■ What this task involves: The records that follow are to be repeated exactly, with no pictures carried over.

....

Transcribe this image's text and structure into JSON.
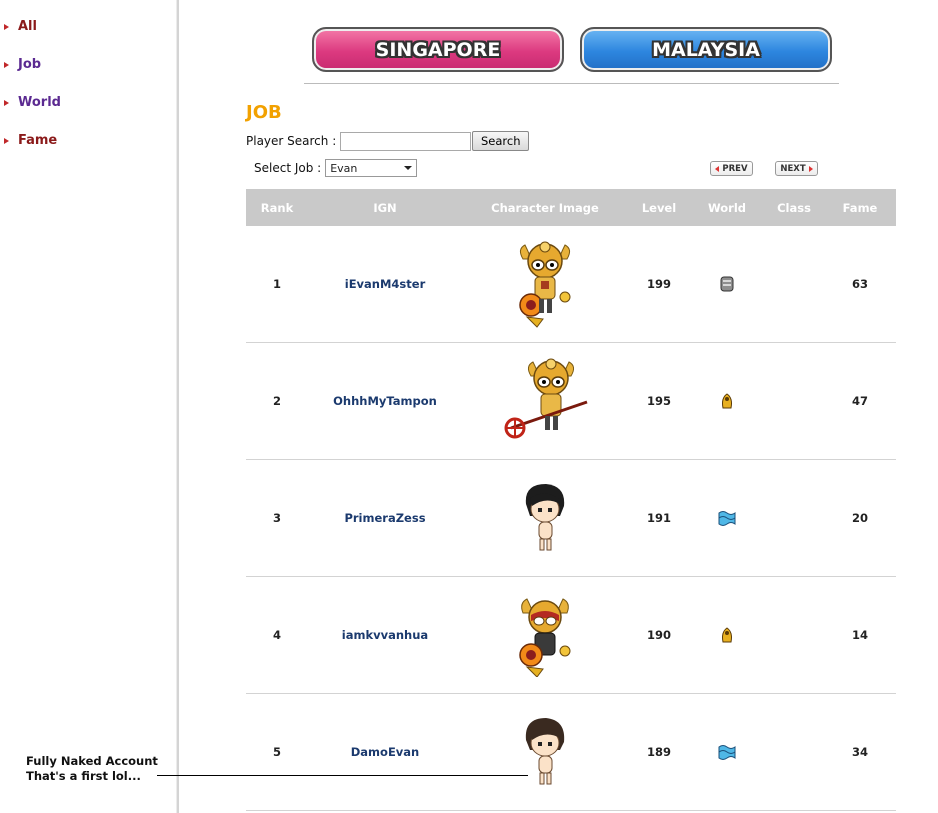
{
  "sidebar": {
    "items": [
      {
        "label": "All",
        "color": "#8b1a1a"
      },
      {
        "label": "Job",
        "color": "#5b2a91"
      },
      {
        "label": "World",
        "color": "#5b2a91"
      },
      {
        "label": "Fame",
        "color": "#8b1a1a"
      }
    ]
  },
  "regions": {
    "singapore": "SINGAPORE",
    "malaysia": "MALAYSIA"
  },
  "page_title": "JOB",
  "search": {
    "label": "Player Search :",
    "value": "",
    "button": "Search"
  },
  "job_select": {
    "label": "Select Job :",
    "value": "Evan"
  },
  "pager": {
    "prev": "PREV",
    "next": "NEXT"
  },
  "table": {
    "headers": [
      "Rank",
      "IGN",
      "Character Image",
      "Level",
      "World",
      "Class",
      "Fame"
    ],
    "rows": [
      {
        "rank": "1",
        "ign": "iEvanM4ster",
        "level": "199",
        "world_icon": "world-icon-stone",
        "class": "",
        "fame": "63"
      },
      {
        "rank": "2",
        "ign": "OhhhMyTampon",
        "level": "195",
        "world_icon": "world-icon-gold",
        "class": "",
        "fame": "47"
      },
      {
        "rank": "3",
        "ign": "PrimeraZess",
        "level": "191",
        "world_icon": "world-icon-wave",
        "class": "",
        "fame": "20"
      },
      {
        "rank": "4",
        "ign": "iamkvvanhua",
        "level": "190",
        "world_icon": "world-icon-gold",
        "class": "",
        "fame": "14"
      },
      {
        "rank": "5",
        "ign": "DamoEvan",
        "level": "189",
        "world_icon": "world-icon-wave",
        "class": "",
        "fame": "34"
      }
    ]
  },
  "annotation": {
    "line1": "Fully Naked Account",
    "line2": "That's a first lol..."
  }
}
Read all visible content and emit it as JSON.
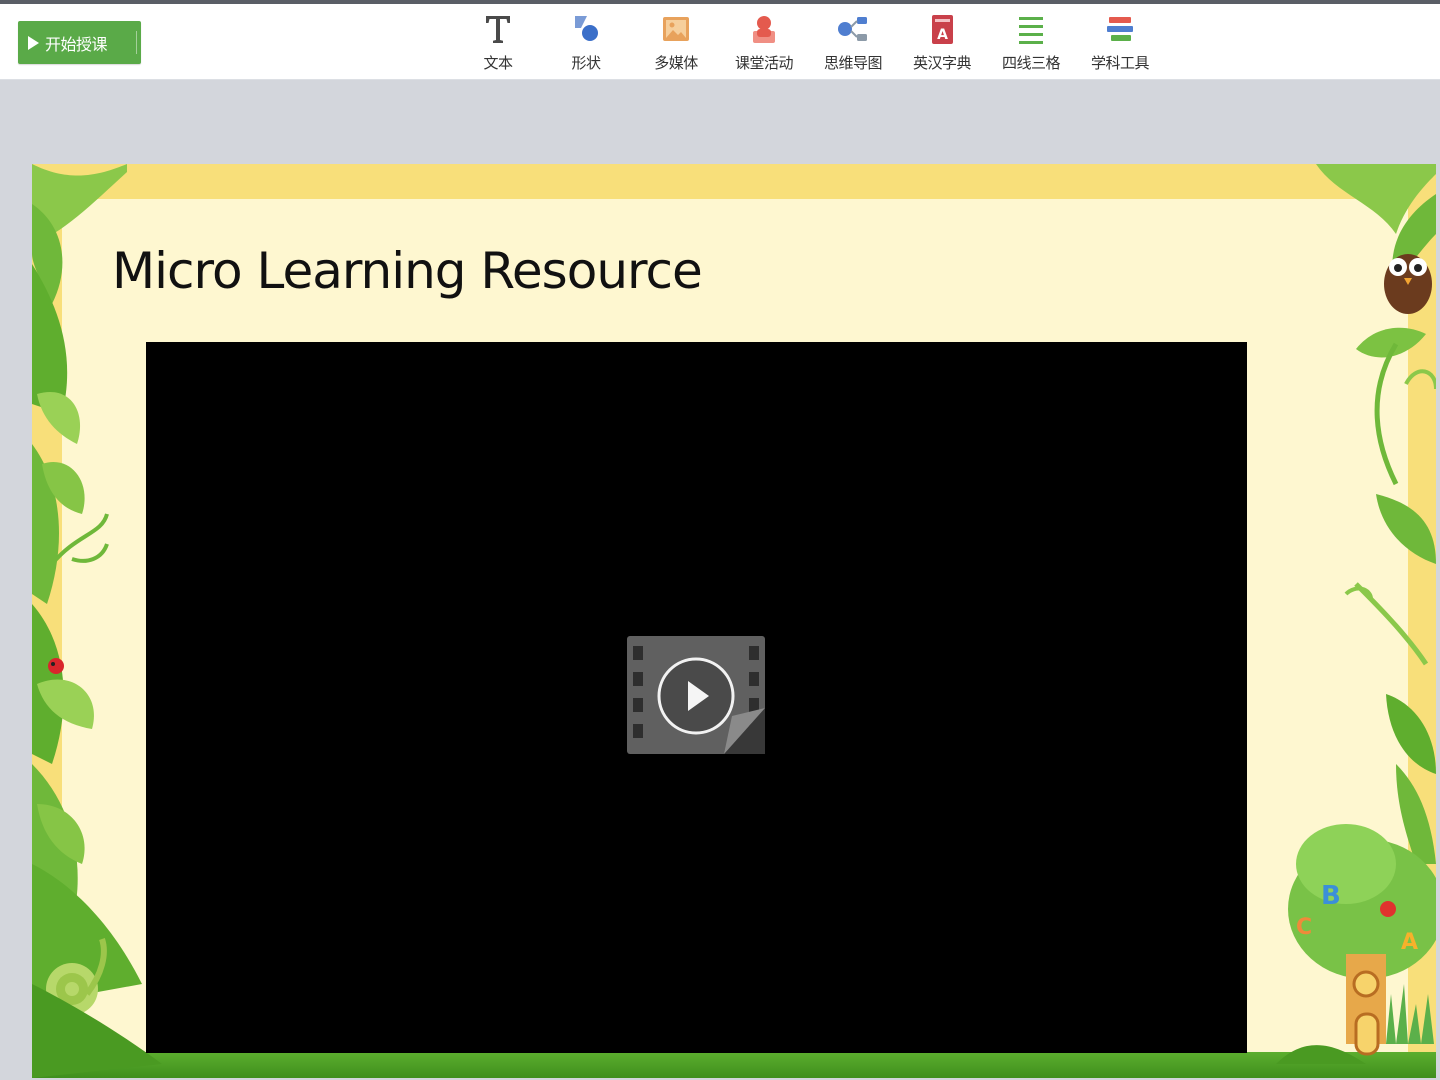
{
  "toolbar": {
    "start_label": "开始授课",
    "tools": [
      {
        "label": "文本",
        "icon": "text-icon"
      },
      {
        "label": "形状",
        "icon": "shape-icon"
      },
      {
        "label": "多媒体",
        "icon": "multimedia-icon"
      },
      {
        "label": "课堂活动",
        "icon": "class-activity-icon"
      },
      {
        "label": "思维导图",
        "icon": "mind-map-icon"
      },
      {
        "label": "英汉字典",
        "icon": "dictionary-icon"
      },
      {
        "label": "四线三格",
        "icon": "four-line-grid-icon"
      },
      {
        "label": "学科工具",
        "icon": "subject-tools-icon"
      }
    ]
  },
  "slide": {
    "title": "Micro Learning Resource"
  },
  "colors": {
    "start_button": "#5aaa48",
    "frame_yellow": "#f8df7a",
    "slide_bg": "#fef7d0",
    "leaf_green": "#7cc242",
    "grass_green": "#4a9a22"
  }
}
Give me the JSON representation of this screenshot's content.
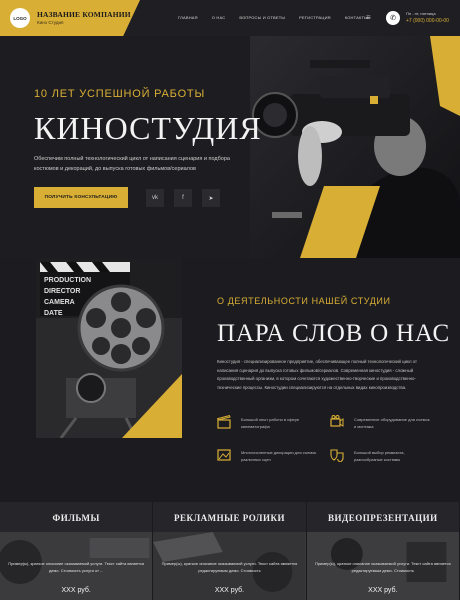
{
  "header": {
    "logo": "LOGO",
    "company_name": "НАЗВАНИЕ КОМПАНИИ",
    "company_sub": "Кино Студия",
    "nav": [
      "ГЛАВНАЯ",
      "О НАС",
      "ВОПРОСЫ И ОТВЕТЫ",
      "РЕГИСТРАЦИЯ",
      "КОНТАКТЫ"
    ],
    "menu_icon": "≡",
    "phone_icon": "✆",
    "hours": "Пн - пт, пятница",
    "phone": "+7 (000) 000-00-00"
  },
  "hero": {
    "tagline": "10 ЛЕТ УСПЕШНОЙ РАБОТЫ",
    "title": "КИНОСТУДИЯ",
    "description": "Обеспечим полный технологический цикл от написания сценария и подбора костюмов и декораций, до выпуска готовых фильмов/сериалов",
    "cta": "ПОЛУЧИТЬ КОНСУЛЬТАЦИЮ",
    "social": [
      {
        "name": "vk-icon",
        "glyph": "vk"
      },
      {
        "name": "facebook-icon",
        "glyph": "f"
      },
      {
        "name": "telegram-icon",
        "glyph": "➤"
      }
    ]
  },
  "about": {
    "tag": "О ДЕЯТЕЛЬНОСТИ НАШЕЙ СТУДИИ",
    "title": "ПАРА СЛОВ О НАС",
    "text": "Киностудия - специализированное предприятие, обеспечивающее полный технологический цикл от написания сценария до выпуска готовых фильмов/сериалов. Современная киностудия - сложный производственный организм, в котором сочетаются художественно-творческие и производственно-технические процессы. Киностудии специализируются на отдельных видах кинопроизводства.",
    "features": [
      {
        "icon": "clapperboard-icon",
        "text": "Большой опыт работы в сфере кинематографа"
      },
      {
        "icon": "camera-icon",
        "text": "Современное оборудование для съемок и монтажа"
      },
      {
        "icon": "scenery-icon",
        "text": "Многочисленные декорации для съемок различных сцен"
      },
      {
        "icon": "theater-masks-icon",
        "text": "Большой выбор реквизита, разнообразные костюмы"
      }
    ],
    "image_labels": [
      "PRODUCTION",
      "DIRECTOR",
      "CAMERA",
      "DATE"
    ]
  },
  "cards": [
    {
      "title": "ФИЛЬМЫ",
      "text": "Пример(ы), краткое описание оказываемой услуги. Текст сайта является демо. Стоимость услуги от ...",
      "price": "XXX руб."
    },
    {
      "title": "РЕКЛАМНЫЕ РОЛИКИ",
      "text": "Пример(ы), краткое описание оказываемой услуги. Текст сайта является редактируемым демо. Стоимость",
      "price": "XXX руб."
    },
    {
      "title": "ВИДЕОПРЕЗЕНТАЦИИ",
      "text": "Пример(ы), краткое описание оказываемой услуги. Текст сайта является редактируемым демо. Стоимость",
      "price": "XXX руб."
    }
  ],
  "colors": {
    "accent": "#d9ae35",
    "background": "#1c1c20",
    "text": "#f3f3f3"
  }
}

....

■ Result of this task:
Transcribe this image's text and structure into JSON.
{
  "sidebar": {
    "items": [
      {
        "label": "All",
        "color": "#8b1a1a"
      },
      {
        "label": "Job",
        "color": "#5b2a91"
      },
      {
        "label": "World",
        "color": "#5b2a91"
      },
      {
        "label": "Fame",
        "color": "#8b1a1a"
      }
    ]
  },
  "regions": {
    "singapore": "SINGAPORE",
    "malaysia": "MALAYSIA"
  },
  "page_title": "JOB",
  "search": {
    "label": "Player Search :",
    "value": "",
    "button": "Search"
  },
  "job_select": {
    "label": "Select Job :",
    "value": "Evan"
  },
  "pager": {
    "prev": "PREV",
    "next": "NEXT"
  },
  "table": {
    "headers": [
      "Rank",
      "IGN",
      "Character Image",
      "Level",
      "World",
      "Class",
      "Fame"
    ],
    "rows": [
      {
        "rank": "1",
        "ign": "iEvanM4ster",
        "level": "199",
        "world_icon": "world-icon-stone",
        "class": "",
        "fame": "63"
      },
      {
        "rank": "2",
        "ign": "OhhhMyTampon",
        "level": "195",
        "world_icon": "world-icon-gold",
        "class": "",
        "fame": "47"
      },
      {
        "rank": "3",
        "ign": "PrimeraZess",
        "level": "191",
        "world_icon": "world-icon-wave",
        "class": "",
        "fame": "20"
      },
      {
        "rank": "4",
        "ign": "iamkvvanhua",
        "level": "190",
        "world_icon": "world-icon-gold",
        "class": "",
        "fame": "14"
      },
      {
        "rank": "5",
        "ign": "DamoEvan",
        "level": "189",
        "world_icon": "world-icon-wave",
        "class": "",
        "fame": "34"
      }
    ]
  },
  "annotation": {
    "line1": "Fully Naked Account",
    "line2": "That's a first lol..."
  }
}
Read all visible content and emit it as JSON.
{
  "toolbar": {
    "start_label": "开始授课",
    "tools": [
      {
        "label": "文本",
        "icon": "text-icon"
      },
      {
        "label": "形状",
        "icon": "shape-icon"
      },
      {
        "label": "多媒体",
        "icon": "multimedia-icon"
      },
      {
        "label": "课堂活动",
        "icon": "class-activity-icon"
      },
      {
        "label": "思维导图",
        "icon": "mind-map-icon"
      },
      {
        "label": "英汉字典",
        "icon": "dictionary-icon"
      },
      {
        "label": "四线三格",
        "icon": "four-line-grid-icon"
      },
      {
        "label": "学科工具",
        "icon": "subject-tools-icon"
      }
    ]
  },
  "slide": {
    "title": "Micro Learning Resource"
  },
  "colors": {
    "start_button": "#5aaa48",
    "frame_yellow": "#f8df7a",
    "slide_bg": "#fef7d0",
    "leaf_green": "#7cc242",
    "grass_green": "#4a9a22"
  }
}
Give me the JSON representation of this screenshot's content.
{
  "header": {
    "logo": "LOGO",
    "company_name": "НАЗВАНИЕ КОМПАНИИ",
    "company_sub": "Кино Студия",
    "nav": [
      "ГЛАВНАЯ",
      "О НАС",
      "ВОПРОСЫ И ОТВЕТЫ",
      "РЕГИСТРАЦИЯ",
      "КОНТАКТЫ"
    ],
    "menu_icon": "≡",
    "phone_icon": "✆",
    "hours": "Пн - пт, пятница",
    "phone": "+7 (000) 000-00-00"
  },
  "hero": {
    "tagline": "10 ЛЕТ УСПЕШНОЙ РАБОТЫ",
    "title": "КИНОСТУДИЯ",
    "description": "Обеспечим полный технологический цикл от написания сценария и подбора костюмов и декораций, до выпуска готовых фильмов/сериалов",
    "cta": "ПОЛУЧИТЬ КОНСУЛЬТАЦИЮ",
    "social": [
      {
        "name": "vk-icon",
        "glyph": "vk"
      },
      {
        "name": "facebook-icon",
        "glyph": "f"
      },
      {
        "name": "telegram-icon",
        "glyph": "➤"
      }
    ]
  },
  "about": {
    "tag": "О ДЕЯТЕЛЬНОСТИ НАШЕЙ СТУДИИ",
    "title": "ПАРА СЛОВ О НАС",
    "text": "Киностудия - специализированное предприятие, обеспечивающее полный технологический цикл от написания сценария до выпуска готовых фильмов/сериалов. Современная киностудия - сложный производственный организм, в котором сочетаются художественно-творческие и производственно-технические процессы. Киностудии специализируются на отдельных видах кинопроизводства.",
    "features": [
      {
        "icon": "clapperboard-icon",
        "text": "Большой опыт работы в сфере кинематографа"
      },
      {
        "icon": "camera-icon",
        "text": "Современное оборудование для съемок и монтажа"
      },
      {
        "icon": "scenery-icon",
        "text": "Многочисленные декорации для съемок различных сцен"
      },
      {
        "icon": "theater-masks-icon",
        "text": "Большой выбор реквизита, разнообразные костюмы"
      }
    ],
    "image_labels": [
      "PRODUCTION",
      "DIRECTOR",
      "CAMERA",
      "DATE"
    ]
  },
  "cards": [
    {
      "title": "ФИЛЬМЫ",
      "text": "Пример(ы), краткое описание оказываемой услуги. Текст сайта является демо. Стоимость услуги от ...",
      "price": "XXX руб."
    },
    {
      "title": "РЕКЛАМНЫЕ РОЛИКИ",
      "text": "Пример(ы), краткое описание оказываемой услуги. Текст сайта является редактируемым демо. Стоимость",
      "price": "XXX руб."
    },
    {
      "title": "ВИДЕОПРЕЗЕНТАЦИИ",
      "text": "Пример(ы), краткое описание оказываемой услуги. Текст сайта является редактируемым демо. Стоимость",
      "price": "XXX руб."
    }
  ],
  "colors": {
    "accent": "#d9ae35",
    "background": "#1c1c20",
    "text": "#f3f3f3"
  }
}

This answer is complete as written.